MAGGIE PAGANO: ‘Super’ Mario Draghi comes up short in Italy

MAGGIE PAGANO: Even ‘Super’ Mario Draghi, the unelected saviour brought in to rescue Italy, didn’t have a big enough bazooka to fix country’s debt

  • Draghi resigned as PM after failing to push through £22bn emergency package
  • As ECB president, Draghi helped stave off a eurozone collapse 
  • He must regret not having what it takes to sort out his own country folk 

Even Super Mario didn’t have a big enough bazooka to fix Italy’s blistering debt problems. Appointed last year as the unelected saviour brought in to rescue Italy, Mario Draghi was forced to resign yesterday as prime minister after failing to push through a £22billion emergency package to tackle soaring inflation and energy costs. 

Three of the coalition’s political parties – the League, Forza Italia and M5S – boycotted the vote, claiming it wasn’t enough money. 

It was the final straw for Draghi. While putting out fires caused by the more recent inflation crisis created by the pandemic and then Russia’s invasion of Ukraine, he has also been attempting the seemingly impossible task of reforming Italy’s economy as part of the deal to get the next €200bn from the EU’s post-pandemic recovery fund. 

Life’s a drag: Mario Draghi was forced to resign as prime minister after failing to push through a £22billion emergency package to tackle soaring inflation and energy costs

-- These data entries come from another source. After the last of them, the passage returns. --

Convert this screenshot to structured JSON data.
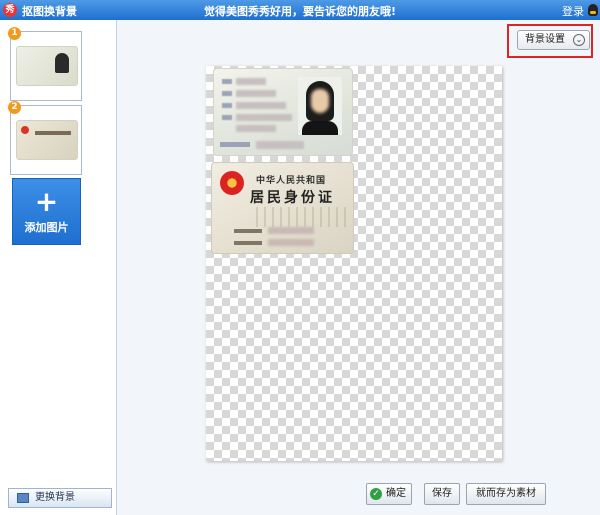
{
  "titlebar": {
    "logo_glyph": "秀",
    "title": "抠图换背景",
    "slogan": "觉得美图秀秀好用，要告诉您的朋友哦!",
    "login": "登录"
  },
  "sidebar": {
    "thumbnails": [
      {
        "badge": "1"
      },
      {
        "badge": "2"
      }
    ],
    "add_image_label": "添加图片",
    "add_image_icon": "+",
    "change_bg_label": "更换背景"
  },
  "main": {
    "bg_settings_label": "背景设置",
    "bg_settings_icon": "⌄",
    "id_back": {
      "line1": "中华人民共和国",
      "line2": "居民身份证"
    }
  },
  "actions": {
    "confirm_icon": "✓",
    "confirm": "确定",
    "save": "保存",
    "save_as": "就而存为素材"
  },
  "colors": {
    "title_bar": "#2f7fd8",
    "add_button": "#2b7fdd",
    "highlight": "#e02424"
  }
}
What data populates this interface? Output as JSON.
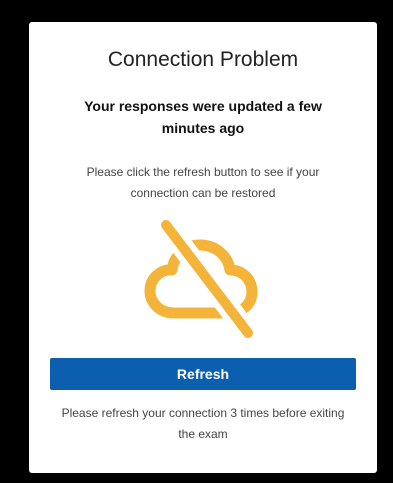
{
  "dialog": {
    "title": "Connection Problem",
    "subtitle": "Your responses were updated a few minutes ago",
    "message": "Please click the refresh button to see if your connection can be restored",
    "icon": "cloud-offline-icon",
    "icon_color": "#f4b43a",
    "refresh_label": "Refresh",
    "refresh_color": "#0b5fae",
    "footer_note": "Please refresh your connection 3 times before exiting the exam"
  }
}
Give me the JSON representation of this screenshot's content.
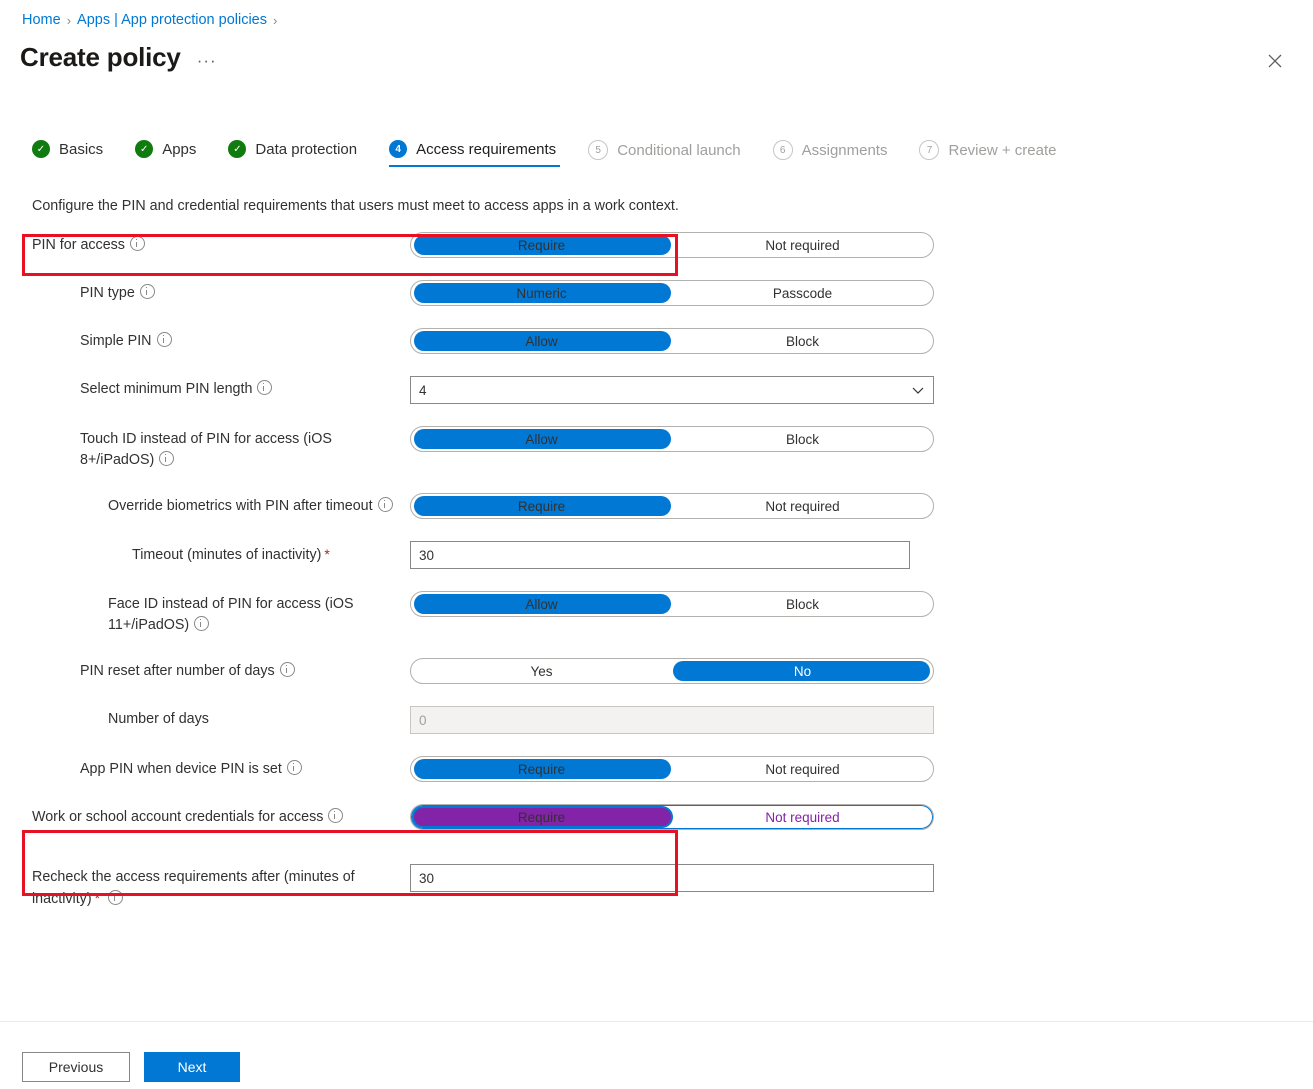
{
  "breadcrumb": {
    "items": [
      {
        "label": "Home",
        "link": true
      },
      {
        "label": "Apps | App protection policies",
        "link": true
      }
    ],
    "separator": "›"
  },
  "header": {
    "title": "Create policy",
    "ellipsis": "···",
    "close_icon": "close-icon"
  },
  "wizard": {
    "steps": [
      {
        "number": "1",
        "label": "Basics",
        "state": "done",
        "mark": "✓"
      },
      {
        "number": "2",
        "label": "Apps",
        "state": "done",
        "mark": "✓"
      },
      {
        "number": "3",
        "label": "Data protection",
        "state": "done",
        "mark": "✓"
      },
      {
        "number": "4",
        "label": "Access requirements",
        "state": "active",
        "mark": "4"
      },
      {
        "number": "5",
        "label": "Conditional launch",
        "state": "todo",
        "mark": "5"
      },
      {
        "number": "6",
        "label": "Assignments",
        "state": "todo",
        "mark": "6"
      },
      {
        "number": "7",
        "label": "Review + create",
        "state": "todo",
        "mark": "7"
      }
    ]
  },
  "description": "Configure the PIN and credential requirements that users must meet to access apps in a work context.",
  "form": {
    "pin_for_access": {
      "label": "PIN for access",
      "option_left": "Require",
      "option_right": "Not required",
      "selected": "Require"
    },
    "pin_type": {
      "label": "PIN type",
      "option_left": "Numeric",
      "option_right": "Passcode",
      "selected": "Numeric"
    },
    "simple_pin": {
      "label": "Simple PIN",
      "option_left": "Allow",
      "option_right": "Block",
      "selected": "Allow"
    },
    "min_pin_length": {
      "label": "Select minimum PIN length",
      "value": "4"
    },
    "touch_id": {
      "label": "Touch ID instead of PIN for access (iOS 8+/iPadOS)",
      "option_left": "Allow",
      "option_right": "Block",
      "selected": "Allow"
    },
    "override_biometrics": {
      "label": "Override biometrics with PIN after timeout",
      "option_left": "Require",
      "option_right": "Not required",
      "selected": "Require"
    },
    "timeout": {
      "label": "Timeout (minutes of inactivity)",
      "required_mark": "*",
      "value": "30"
    },
    "face_id": {
      "label": "Face ID instead of PIN for access (iOS 11+/iPadOS)",
      "option_left": "Allow",
      "option_right": "Block",
      "selected": "Allow"
    },
    "pin_reset_days": {
      "label": "PIN reset after number of days",
      "option_left": "Yes",
      "option_right": "No",
      "selected": "No"
    },
    "number_of_days": {
      "label": "Number of days",
      "value": "0",
      "disabled": true
    },
    "app_pin_device_pin": {
      "label": "App PIN when device PIN is set",
      "option_left": "Require",
      "option_right": "Not required",
      "selected": "Require"
    },
    "work_school_credentials": {
      "label": "Work or school account credentials for access",
      "option_left": "Require",
      "option_right": "Not required",
      "selected": "Require",
      "focused": true
    },
    "recheck_access": {
      "label": "Recheck the access requirements after (minutes of inactivity)",
      "required_mark": "*",
      "value": "30"
    }
  },
  "footer": {
    "previous_label": "Previous",
    "next_label": "Next"
  },
  "colors": {
    "accent_blue": "#0078d4",
    "done_green": "#107c10",
    "annotation_red": "#e81123",
    "focus_purple": "#8223a8",
    "required_red": "#a4262c"
  }
}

Draghi’s exit comes as the European Central Bank’s (ECB) hawks won the argument for a higher than expected rise in interest rates. Members voted unanimously to increase interest rates by 50 basis points to 0 per cent, the first hike for 11 years. ECB boss Christine Lagarde said there was ‘evident materialisation’ of runaway inflation across most industrial sectors justifying the bigger rise. The ECB is also introducing a bond-buying programme – snappily called the Transmission Protection Instrument – to cap the rise in borrowing costs across the currency bloc as policy tightens. 

The aim here is to make it easier for more indebted countries like Italy, because borrowing costs are higher as investors want a bigger premium to hold their debt. 

Whether this is enough to ease Italy’s latest political turmoil – and its 70th government in the post-war period – is another matter. Draghi will stay on as caretaker PM until elections at the end of September or October. The latest polls show it is also entirely possible that if early elections were held, a coalition led by the far-right Brothers of Italy and the League and Forza Italia could win a majority, the first right-of-centre block since 2008. It’s no surprise then that the Italian ten-year government bond yield shot up more than 20 basis points to 3.744 per cent on Draghi’s departure, with the gap between Italian and German ten-year yields widening to 2.3 percentage points. 

It was almost exactly a decade ago that three words – Whatever It Takes – spoken by then president of the ECB, Draghi, during Europe’s debt crisis, marked the turning point and helped stave off a eurozone collapse. How he must regret not having what it takes to sort out his own country folk.

Debt worries 

There is much gnashing of teeth over the state of government debt, and more specifically on the jump to £19.4billion in interest charges for June. 

Yet economist Julian Jessop says we should not be too worried about this number because almost all of it – £16.7billion – is due to the RPI uplift on the principal value of inflation index-linked gilts. 

This money will not actually be paid out until these bonds are redeemed which will be years – if not decades – into the future. 

Of course, these costs matter because they will still have to be paid, albeit by our children and grandchildren. 

What is misleading, however, is that so much of the negative comment misses the point – the Government has not had to dig into its kitty and pay this money out now. 

What Jessop also points out – and this is important to note – is that the rise in debt interest costs does not reflect the level of debt. While inflation is increasing, the cost of index-linked gilts – the real interest rates on this borrowing – are still negative, and inflation is helping the public finances in other ways as tax revenues are rising as households and businesses are paying more because of higher – nominal – incomes and prices. Which is why the Government – whatever Rishi Sunak and his ex-Treasury officials claim – has room for tax cuts.

Supply chain 

Marks & Spencer is paying £145m to buy Gist, one of the UK’s biggest contract logistics providers, which handles most of its food supply chain. 

It’s a smart move. M&S boss Stuart Machin says bringing the two businesses together will modernise the distribution network, bring savings and add to the bottom line. Closer ties with Gist will also help with distribution to Ocado Retail and Costa with its 2,500 stores. As the pandemic has shown so vividly, having tight links with your supply chain is vital. Good to see Marks setting off some sparks.